With all those hybrid additions, there are only so many roster spots to dole out. If Jack, Ngakoue and Holmes all make the team, if could come at the expense of others. If you toss in Colts castoff Bjoern Werner into the roster discussion, you can see why Skuta, Hayes Pullaerd, Chris Smith and Jared Odrick might want to have the Mayflower Moving Company on speed dial.
Fourth Round – Sheldon Day, DT (Notre Dame, No. 103 overall)
Defensive tackles Tyson Alualu and Sen’Derrick Marks both have starting experience, but unless they “amp up” their overall game, they could eventually be challenged by fourth round find, Notre Dame’s Sheldon Day. Day played on the edge last season, making a triumphant return from 2014 knee woes.
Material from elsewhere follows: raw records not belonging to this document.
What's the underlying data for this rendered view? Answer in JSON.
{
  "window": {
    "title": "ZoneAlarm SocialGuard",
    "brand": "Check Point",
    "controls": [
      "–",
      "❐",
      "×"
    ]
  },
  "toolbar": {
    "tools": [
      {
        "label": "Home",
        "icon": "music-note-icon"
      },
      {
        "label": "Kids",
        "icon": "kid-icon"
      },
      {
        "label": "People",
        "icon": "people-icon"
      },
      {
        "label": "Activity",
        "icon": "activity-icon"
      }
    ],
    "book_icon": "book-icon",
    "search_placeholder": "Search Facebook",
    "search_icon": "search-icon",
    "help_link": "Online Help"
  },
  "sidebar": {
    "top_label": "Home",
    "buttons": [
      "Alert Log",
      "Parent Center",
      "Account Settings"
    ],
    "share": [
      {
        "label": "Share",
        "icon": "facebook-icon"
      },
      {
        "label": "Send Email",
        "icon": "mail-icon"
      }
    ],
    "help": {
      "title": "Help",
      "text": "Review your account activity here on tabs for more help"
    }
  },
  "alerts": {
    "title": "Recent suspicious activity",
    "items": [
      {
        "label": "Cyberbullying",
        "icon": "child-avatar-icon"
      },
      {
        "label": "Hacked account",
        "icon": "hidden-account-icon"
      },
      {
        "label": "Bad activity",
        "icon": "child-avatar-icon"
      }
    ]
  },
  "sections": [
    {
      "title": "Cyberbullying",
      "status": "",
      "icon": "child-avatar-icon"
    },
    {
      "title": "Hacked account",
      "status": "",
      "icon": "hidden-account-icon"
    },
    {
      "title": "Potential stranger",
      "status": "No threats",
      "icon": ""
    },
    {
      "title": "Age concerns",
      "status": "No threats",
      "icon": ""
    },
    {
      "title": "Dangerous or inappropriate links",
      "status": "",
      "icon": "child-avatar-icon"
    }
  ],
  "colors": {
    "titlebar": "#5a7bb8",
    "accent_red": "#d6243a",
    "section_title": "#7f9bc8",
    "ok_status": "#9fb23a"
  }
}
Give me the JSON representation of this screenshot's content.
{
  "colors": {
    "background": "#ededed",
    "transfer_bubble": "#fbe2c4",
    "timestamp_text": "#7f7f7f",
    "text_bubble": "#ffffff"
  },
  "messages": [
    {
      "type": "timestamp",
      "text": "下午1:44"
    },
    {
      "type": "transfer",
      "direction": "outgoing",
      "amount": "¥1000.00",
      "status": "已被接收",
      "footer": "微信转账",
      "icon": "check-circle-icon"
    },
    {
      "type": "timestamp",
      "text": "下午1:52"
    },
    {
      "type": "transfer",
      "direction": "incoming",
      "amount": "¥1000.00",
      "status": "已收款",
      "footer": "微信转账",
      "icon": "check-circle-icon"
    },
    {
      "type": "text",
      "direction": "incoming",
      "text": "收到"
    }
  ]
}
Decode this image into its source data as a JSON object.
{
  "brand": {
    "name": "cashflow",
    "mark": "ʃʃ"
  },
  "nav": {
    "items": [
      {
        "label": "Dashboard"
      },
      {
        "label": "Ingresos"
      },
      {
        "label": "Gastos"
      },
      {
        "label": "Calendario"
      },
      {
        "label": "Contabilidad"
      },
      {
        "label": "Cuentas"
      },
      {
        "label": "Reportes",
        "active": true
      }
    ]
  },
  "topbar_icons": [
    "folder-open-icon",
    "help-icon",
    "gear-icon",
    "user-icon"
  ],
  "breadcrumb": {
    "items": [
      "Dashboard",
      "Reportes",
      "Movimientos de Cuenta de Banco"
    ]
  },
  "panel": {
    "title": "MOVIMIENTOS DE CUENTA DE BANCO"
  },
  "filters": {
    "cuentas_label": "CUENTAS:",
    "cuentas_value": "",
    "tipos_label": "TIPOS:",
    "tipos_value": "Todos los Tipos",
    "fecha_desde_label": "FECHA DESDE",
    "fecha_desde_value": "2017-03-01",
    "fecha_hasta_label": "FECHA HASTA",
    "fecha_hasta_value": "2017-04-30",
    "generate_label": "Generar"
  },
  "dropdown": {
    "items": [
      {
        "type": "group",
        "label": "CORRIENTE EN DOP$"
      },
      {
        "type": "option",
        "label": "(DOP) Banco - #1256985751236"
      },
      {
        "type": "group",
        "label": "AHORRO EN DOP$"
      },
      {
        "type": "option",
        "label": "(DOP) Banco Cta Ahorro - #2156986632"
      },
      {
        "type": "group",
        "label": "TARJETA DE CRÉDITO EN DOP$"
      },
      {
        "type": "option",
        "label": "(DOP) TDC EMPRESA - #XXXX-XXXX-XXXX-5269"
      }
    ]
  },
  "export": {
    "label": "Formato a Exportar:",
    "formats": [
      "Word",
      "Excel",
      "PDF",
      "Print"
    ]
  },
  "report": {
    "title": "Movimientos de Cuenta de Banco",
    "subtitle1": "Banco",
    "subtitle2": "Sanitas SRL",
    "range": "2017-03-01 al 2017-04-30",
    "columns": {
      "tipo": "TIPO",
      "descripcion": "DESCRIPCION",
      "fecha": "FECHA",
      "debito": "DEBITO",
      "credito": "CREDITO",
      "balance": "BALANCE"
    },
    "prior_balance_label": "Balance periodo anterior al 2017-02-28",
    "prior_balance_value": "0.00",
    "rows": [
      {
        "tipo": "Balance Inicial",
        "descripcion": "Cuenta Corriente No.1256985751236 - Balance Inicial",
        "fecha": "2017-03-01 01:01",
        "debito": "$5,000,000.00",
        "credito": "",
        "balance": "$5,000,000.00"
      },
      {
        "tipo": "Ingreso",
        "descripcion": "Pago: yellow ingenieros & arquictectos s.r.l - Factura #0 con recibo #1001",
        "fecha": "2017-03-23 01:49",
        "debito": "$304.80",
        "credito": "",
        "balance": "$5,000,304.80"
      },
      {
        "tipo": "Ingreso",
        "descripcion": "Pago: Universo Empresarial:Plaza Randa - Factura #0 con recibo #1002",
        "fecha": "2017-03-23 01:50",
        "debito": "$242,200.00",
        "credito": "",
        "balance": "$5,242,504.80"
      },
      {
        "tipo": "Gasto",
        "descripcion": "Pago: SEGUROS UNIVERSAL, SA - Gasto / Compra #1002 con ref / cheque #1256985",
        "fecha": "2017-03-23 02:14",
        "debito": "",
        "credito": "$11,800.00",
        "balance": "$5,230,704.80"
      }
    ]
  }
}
He led the team in quarterback pressures (13) and his 15.5 stops-for-loss were the most by a Notre Dame player since Derek Landri in 2006 (no Irish player has had more than 15.5 TFLs since Brandon Hoyte in 2005, 16.5). Where he dominated was near the goal-line, ranking second in this draft class by making nine touchdown-saving tackles. He also showed excellent pass defense skills, as just 4-of- 18 passes targeted into his area were completed. As a pass rusher, six of his nine pressures came on the final play during those possessions.
Dave-Te Thomas owns and operates The NFL Draft Report, a service which has provided insight to league scouting departments for over 40 years. All year round, can read Thomas’ in-depth reviews of both blue chip prospects and diamonds in the rough by visiting the NFL Draft Report blog.
Photos courtesy of USA Today Sports Images.